Dataset rows describing interfaces:
━━━━━━━━━━

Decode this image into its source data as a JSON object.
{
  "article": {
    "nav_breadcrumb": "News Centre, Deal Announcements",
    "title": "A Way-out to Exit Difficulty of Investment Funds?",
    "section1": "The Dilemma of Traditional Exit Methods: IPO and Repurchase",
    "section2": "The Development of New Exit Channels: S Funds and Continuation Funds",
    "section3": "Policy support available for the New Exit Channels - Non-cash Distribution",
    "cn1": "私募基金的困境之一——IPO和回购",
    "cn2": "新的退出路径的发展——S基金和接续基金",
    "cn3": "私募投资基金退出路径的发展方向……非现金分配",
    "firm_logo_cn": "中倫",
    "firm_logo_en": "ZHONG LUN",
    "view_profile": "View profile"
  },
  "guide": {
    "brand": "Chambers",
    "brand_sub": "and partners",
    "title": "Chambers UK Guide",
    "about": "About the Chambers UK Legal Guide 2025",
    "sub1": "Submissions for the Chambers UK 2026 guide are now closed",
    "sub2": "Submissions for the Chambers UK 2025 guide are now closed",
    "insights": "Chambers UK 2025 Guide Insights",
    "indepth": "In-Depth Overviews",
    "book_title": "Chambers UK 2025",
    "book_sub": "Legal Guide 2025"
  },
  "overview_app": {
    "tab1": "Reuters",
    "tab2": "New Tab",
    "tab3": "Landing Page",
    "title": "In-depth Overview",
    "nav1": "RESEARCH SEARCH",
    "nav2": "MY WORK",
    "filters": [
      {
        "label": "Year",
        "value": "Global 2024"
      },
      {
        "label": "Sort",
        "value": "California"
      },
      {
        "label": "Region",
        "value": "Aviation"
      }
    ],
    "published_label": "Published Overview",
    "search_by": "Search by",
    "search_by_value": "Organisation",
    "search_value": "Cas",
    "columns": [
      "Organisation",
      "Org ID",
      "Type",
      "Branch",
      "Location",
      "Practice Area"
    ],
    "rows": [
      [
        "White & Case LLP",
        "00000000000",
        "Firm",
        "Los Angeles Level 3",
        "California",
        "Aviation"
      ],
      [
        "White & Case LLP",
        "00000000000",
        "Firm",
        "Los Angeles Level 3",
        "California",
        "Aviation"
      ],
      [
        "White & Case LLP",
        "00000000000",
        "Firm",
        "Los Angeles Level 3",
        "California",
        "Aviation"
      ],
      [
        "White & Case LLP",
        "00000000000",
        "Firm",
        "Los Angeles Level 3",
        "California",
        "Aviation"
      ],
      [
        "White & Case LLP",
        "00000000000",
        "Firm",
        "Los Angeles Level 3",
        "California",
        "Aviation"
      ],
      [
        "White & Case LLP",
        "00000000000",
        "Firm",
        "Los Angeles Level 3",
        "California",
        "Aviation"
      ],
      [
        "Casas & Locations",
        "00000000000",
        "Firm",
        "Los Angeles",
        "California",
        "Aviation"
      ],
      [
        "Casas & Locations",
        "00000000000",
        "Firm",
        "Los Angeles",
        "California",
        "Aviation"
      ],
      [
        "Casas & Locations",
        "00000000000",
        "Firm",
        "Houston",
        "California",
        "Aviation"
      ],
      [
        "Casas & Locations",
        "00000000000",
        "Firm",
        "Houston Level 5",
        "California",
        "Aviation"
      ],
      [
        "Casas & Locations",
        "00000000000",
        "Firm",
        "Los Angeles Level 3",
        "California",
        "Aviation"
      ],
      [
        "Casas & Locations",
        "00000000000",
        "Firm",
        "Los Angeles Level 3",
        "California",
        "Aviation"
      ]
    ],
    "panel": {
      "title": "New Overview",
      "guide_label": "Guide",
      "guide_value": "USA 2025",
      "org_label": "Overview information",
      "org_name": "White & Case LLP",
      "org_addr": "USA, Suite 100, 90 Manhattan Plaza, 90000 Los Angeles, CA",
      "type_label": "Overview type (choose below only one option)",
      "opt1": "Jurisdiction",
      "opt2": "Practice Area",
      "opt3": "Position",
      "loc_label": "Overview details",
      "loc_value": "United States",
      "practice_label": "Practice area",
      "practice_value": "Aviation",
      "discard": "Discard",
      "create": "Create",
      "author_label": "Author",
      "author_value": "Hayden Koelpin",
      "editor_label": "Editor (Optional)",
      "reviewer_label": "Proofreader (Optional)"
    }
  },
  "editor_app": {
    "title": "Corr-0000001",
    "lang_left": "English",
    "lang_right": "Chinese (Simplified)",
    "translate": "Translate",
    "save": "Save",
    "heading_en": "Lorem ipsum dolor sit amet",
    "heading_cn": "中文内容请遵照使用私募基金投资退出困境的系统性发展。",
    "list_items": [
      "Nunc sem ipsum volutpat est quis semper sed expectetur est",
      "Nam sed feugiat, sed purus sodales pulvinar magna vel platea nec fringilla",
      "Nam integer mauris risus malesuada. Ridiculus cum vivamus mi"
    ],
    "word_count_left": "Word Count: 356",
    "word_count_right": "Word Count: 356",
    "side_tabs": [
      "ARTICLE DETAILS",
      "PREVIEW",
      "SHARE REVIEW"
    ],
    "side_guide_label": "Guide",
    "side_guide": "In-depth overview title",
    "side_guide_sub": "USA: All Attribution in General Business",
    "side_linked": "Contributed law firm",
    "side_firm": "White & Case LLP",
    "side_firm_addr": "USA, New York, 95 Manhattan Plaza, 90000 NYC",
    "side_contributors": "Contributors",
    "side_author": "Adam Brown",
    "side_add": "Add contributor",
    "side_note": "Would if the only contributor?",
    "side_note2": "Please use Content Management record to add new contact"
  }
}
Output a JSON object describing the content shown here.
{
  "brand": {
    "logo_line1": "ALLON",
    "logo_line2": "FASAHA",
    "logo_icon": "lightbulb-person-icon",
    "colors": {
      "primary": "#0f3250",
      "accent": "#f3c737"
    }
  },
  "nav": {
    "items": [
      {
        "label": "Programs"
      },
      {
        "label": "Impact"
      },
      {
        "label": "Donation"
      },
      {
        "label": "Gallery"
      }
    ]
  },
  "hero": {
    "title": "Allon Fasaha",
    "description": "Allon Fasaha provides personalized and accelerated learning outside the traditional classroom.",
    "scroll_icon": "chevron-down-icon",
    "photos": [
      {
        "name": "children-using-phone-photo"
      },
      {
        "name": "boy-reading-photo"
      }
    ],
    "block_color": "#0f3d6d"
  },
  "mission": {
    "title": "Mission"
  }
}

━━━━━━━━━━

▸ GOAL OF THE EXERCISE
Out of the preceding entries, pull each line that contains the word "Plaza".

▸ SOLUTION BELOW
      "org_addr": "USA, Suite 100, 90 Manhattan Plaza, 90000 Los Angeles, CA",
    "side_firm_addr": "USA, New York, 95 Manhattan Plaza, 90000 NYC",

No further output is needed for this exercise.